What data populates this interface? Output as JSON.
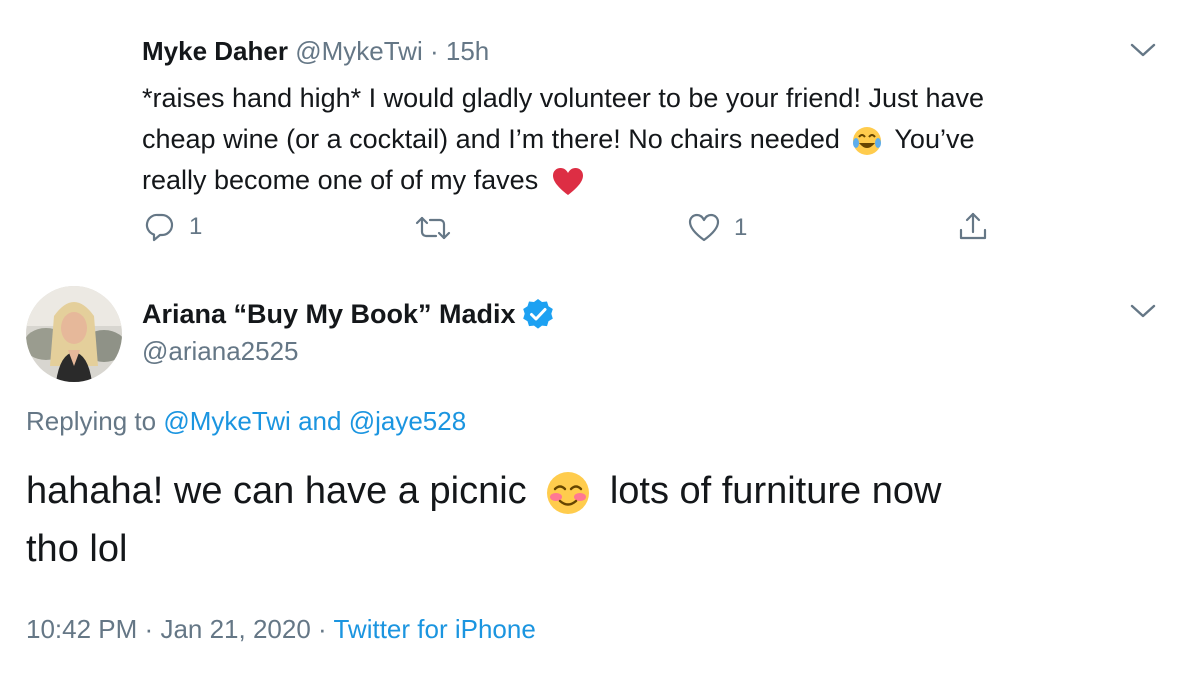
{
  "reply_tweet": {
    "author_name": "Myke Daher",
    "handle": "@MykeTwi",
    "time_sep": "·",
    "time": "15h",
    "text_line1": "*raises hand high* I would gladly volunteer to be your friend! Just have",
    "text_line2a": "cheap wine (or a cocktail) and I’m there! No chairs needed",
    "text_line2b": "You’ve",
    "text_line3": "really become one of of my faves",
    "emoji_laugh": "face-with-tears-of-joy",
    "emoji_heart": "red-heart",
    "reply_count": "1",
    "like_count": "1",
    "icons": [
      "reply-icon",
      "retweet-icon",
      "like-icon",
      "share-icon",
      "chevron-down-icon"
    ]
  },
  "main_tweet": {
    "author_name": "Ariana “Buy My Book” Madix",
    "handle": "@ariana2525",
    "verified_icon": "verified-badge-icon",
    "replying_prefix": "Replying to",
    "replying_user1": "@MykeTwi",
    "replying_and": "and",
    "replying_user2": "@jaye528",
    "text_part1": "hahaha! we can have a picnic",
    "text_part2": "lots of furniture now",
    "text_line2": "tho lol",
    "emoji_smile": "smiling-face-with-blush",
    "time": "10:42 PM",
    "sep1": "·",
    "date": "Jan 21, 2020",
    "sep2": "·",
    "source": "Twitter for iPhone"
  },
  "colors": {
    "text": "#14171a",
    "muted": "#657786",
    "link": "#1b95e0",
    "verified": "#1da1f2",
    "heart": "#e0245e"
  }
}
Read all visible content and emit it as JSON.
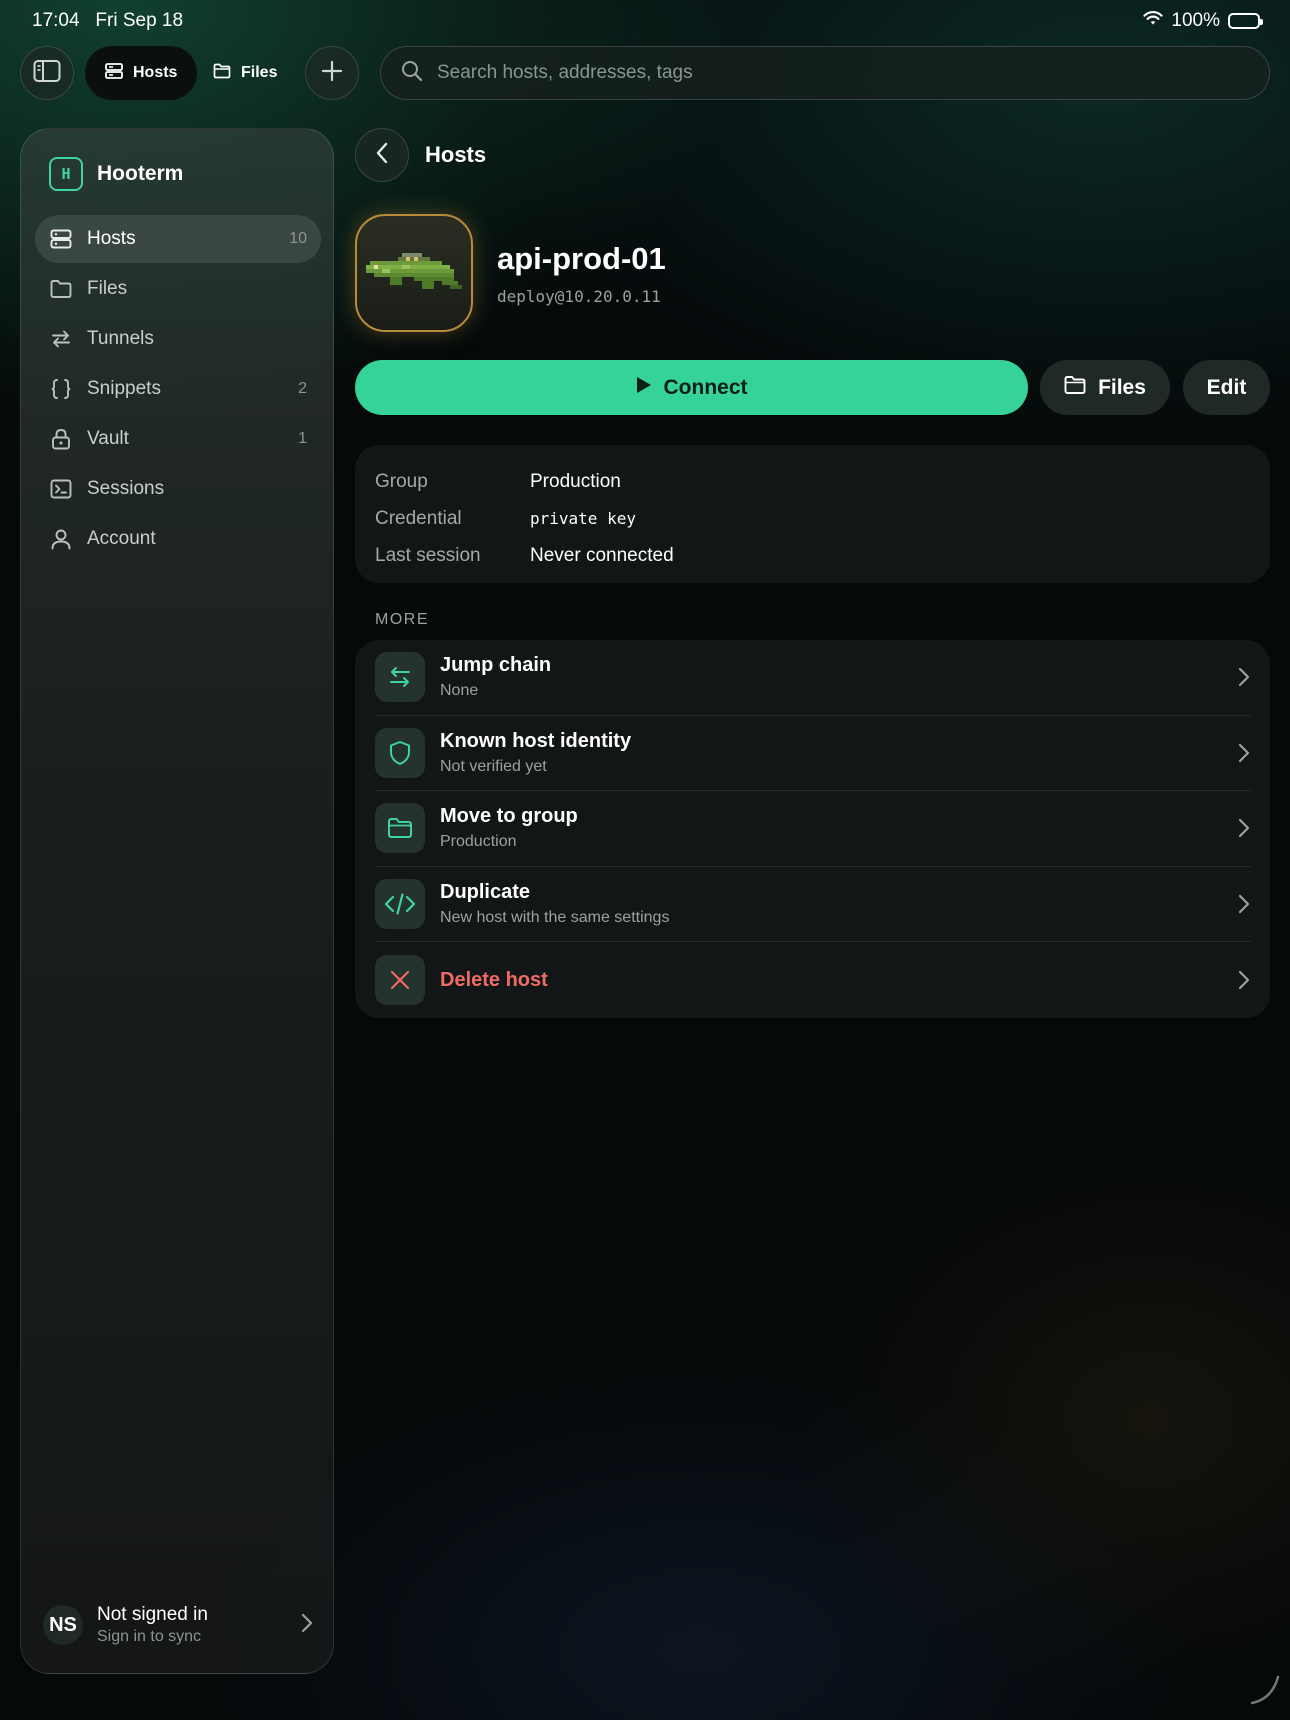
{
  "status_bar": {
    "time": "17:04",
    "date": "Fri Sep 18",
    "battery_label": "100%",
    "battery_level": 1.0
  },
  "topbar": {
    "tabs": [
      {
        "label": "Hosts",
        "icon": "server-icon",
        "active": true
      },
      {
        "label": "Files",
        "icon": "folder-icon",
        "active": false
      }
    ],
    "search_placeholder": "Search hosts, addresses, tags"
  },
  "sidebar": {
    "brand_initial": "H",
    "brand_name": "Hooterm",
    "items": [
      {
        "label": "Hosts",
        "count": "10",
        "icon": "server-icon",
        "active": true
      },
      {
        "label": "Files",
        "count": "",
        "icon": "folder-icon",
        "active": false
      },
      {
        "label": "Tunnels",
        "count": "",
        "icon": "arrows-swap-icon",
        "active": false
      },
      {
        "label": "Snippets",
        "count": "2",
        "icon": "braces-icon",
        "active": false
      },
      {
        "label": "Vault",
        "count": "1",
        "icon": "lock-icon",
        "active": false
      },
      {
        "label": "Sessions",
        "count": "",
        "icon": "terminal-icon",
        "active": false
      },
      {
        "label": "Account",
        "count": "",
        "icon": "person-icon",
        "active": false
      }
    ],
    "account": {
      "initials": "NS",
      "title": "Not signed in",
      "subtitle": "Sign in to sync"
    }
  },
  "main": {
    "back_title": "Hosts",
    "host": {
      "name": "api-prod-01",
      "address": "deploy@10.20.0.11",
      "avatar_icon": "alligator-pixel-icon"
    },
    "actions": {
      "connect": "Connect",
      "files": "Files",
      "edit": "Edit"
    },
    "info": [
      {
        "key": "Group",
        "value": "Production",
        "mono": false
      },
      {
        "key": "Credential",
        "value": "private key",
        "mono": true
      },
      {
        "key": "Last session",
        "value": "Never connected",
        "mono": false
      }
    ],
    "more_label": "MORE",
    "more": [
      {
        "title": "Jump chain",
        "subtitle": "None",
        "icon": "arrows-swap-icon"
      },
      {
        "title": "Known host identity",
        "subtitle": "Not verified yet",
        "icon": "shield-icon"
      },
      {
        "title": "Move to group",
        "subtitle": "Production",
        "icon": "folder-icon"
      },
      {
        "title": "Duplicate",
        "subtitle": "New host with the same settings",
        "icon": "code-icon"
      },
      {
        "title": "Delete host",
        "subtitle": "",
        "icon": "close-icon",
        "danger": true
      }
    ]
  },
  "colors": {
    "accent": "#35d39a",
    "danger": "#ef6b64",
    "avatar_border": "#b88a3c"
  }
}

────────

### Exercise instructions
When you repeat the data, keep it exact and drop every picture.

### Written response
What data populates this interface? Output as JSON.
{
  "reply_tweet": {
    "author_name": "Myke Daher",
    "handle": "@MykeTwi",
    "time_sep": "·",
    "time": "15h",
    "text_line1": "*raises hand high* I would gladly volunteer to be your friend! Just have",
    "text_line2a": "cheap wine (or a cocktail) and I’m there! No chairs needed",
    "text_line2b": "You’ve",
    "text_line3": "really become one of of my faves",
    "emoji_laugh": "face-with-tears-of-joy",
    "emoji_heart": "red-heart",
    "reply_count": "1",
    "like_count": "1",
    "icons": [
      "reply-icon",
      "retweet-icon",
      "like-icon",
      "share-icon",
      "chevron-down-icon"
    ]
  },
  "main_tweet": {
    "author_name": "Ariana “Buy My Book” Madix",
    "handle": "@ariana2525",
    "verified_icon": "verified-badge-icon",
    "replying_prefix": "Replying to",
    "replying_user1": "@MykeTwi",
    "replying_and": "and",
    "replying_user2": "@jaye528",
    "text_part1": "hahaha! we can have a picnic",
    "text_part2": "lots of furniture now",
    "text_line2": "tho lol",
    "emoji_smile": "smiling-face-with-blush",
    "time": "10:42 PM",
    "sep1": "·",
    "date": "Jan 21, 2020",
    "sep2": "·",
    "source": "Twitter for iPhone"
  },
  "colors": {
    "text": "#14171a",
    "muted": "#657786",
    "link": "#1b95e0",
    "verified": "#1da1f2",
    "heart": "#e0245e"
  }
}
Read all visible content and emit it as JSON.
{
  "status_bar": {
    "time": "17:04",
    "date": "Fri Sep 18",
    "battery_label": "100%",
    "battery_level": 1.0
  },
  "topbar": {
    "tabs": [
      {
        "label": "Hosts",
        "icon": "server-icon",
        "active": true
      },
      {
        "label": "Files",
        "icon": "folder-icon",
        "active": false
      }
    ],
    "search_placeholder": "Search hosts, addresses, tags"
  },
  "sidebar": {
    "brand_initial": "H",
    "brand_name": "Hooterm",
    "items": [
      {
        "label": "Hosts",
        "count": "10",
        "icon": "server-icon",
        "active": true
      },
      {
        "label": "Files",
        "count": "",
        "icon": "folder-icon",
        "active": false
      },
      {
        "label": "Tunnels",
        "count": "",
        "icon": "arrows-swap-icon",
        "active": false
      },
      {
        "label": "Snippets",
        "count": "2",
        "icon": "braces-icon",
        "active": false
      },
      {
        "label": "Vault",
        "count": "1",
        "icon": "lock-icon",
        "active": false
      },
      {
        "label": "Sessions",
        "count": "",
        "icon": "terminal-icon",
        "active": false
      },
      {
        "label": "Account",
        "count": "",
        "icon": "person-icon",
        "active": false
      }
    ],
    "account": {
      "initials": "NS",
      "title": "Not signed in",
      "subtitle": "Sign in to sync"
    }
  },
  "main": {
    "back_title": "Hosts",
    "host": {
      "name": "api-prod-01",
      "address": "deploy@10.20.0.11",
      "avatar_icon": "alligator-pixel-icon"
    },
    "actions": {
      "connect": "Connect",
      "files": "Files",
      "edit": "Edit"
    },
    "info": [
      {
        "key": "Group",
        "value": "Production",
        "mono": false
      },
      {
        "key": "Credential",
        "value": "private key",
        "mono": true
      },
      {
        "key": "Last session",
        "value": "Never connected",
        "mono": false
      }
    ],
    "more_label": "MORE",
    "more": [
      {
        "title": "Jump chain",
        "subtitle": "None",
        "icon": "arrows-swap-icon"
      },
      {
        "title": "Known host identity",
        "subtitle": "Not verified yet",
        "icon": "shield-icon"
      },
      {
        "title": "Move to group",
        "subtitle": "Production",
        "icon": "folder-icon"
      },
      {
        "title": "Duplicate",
        "subtitle": "New host with the same settings",
        "icon": "code-icon"
      },
      {
        "title": "Delete host",
        "subtitle": "",
        "icon": "close-icon",
        "danger": true
      }
    ]
  },
  "colors": {
    "accent": "#35d39a",
    "danger": "#ef6b64",
    "avatar_border": "#b88a3c"
  }
}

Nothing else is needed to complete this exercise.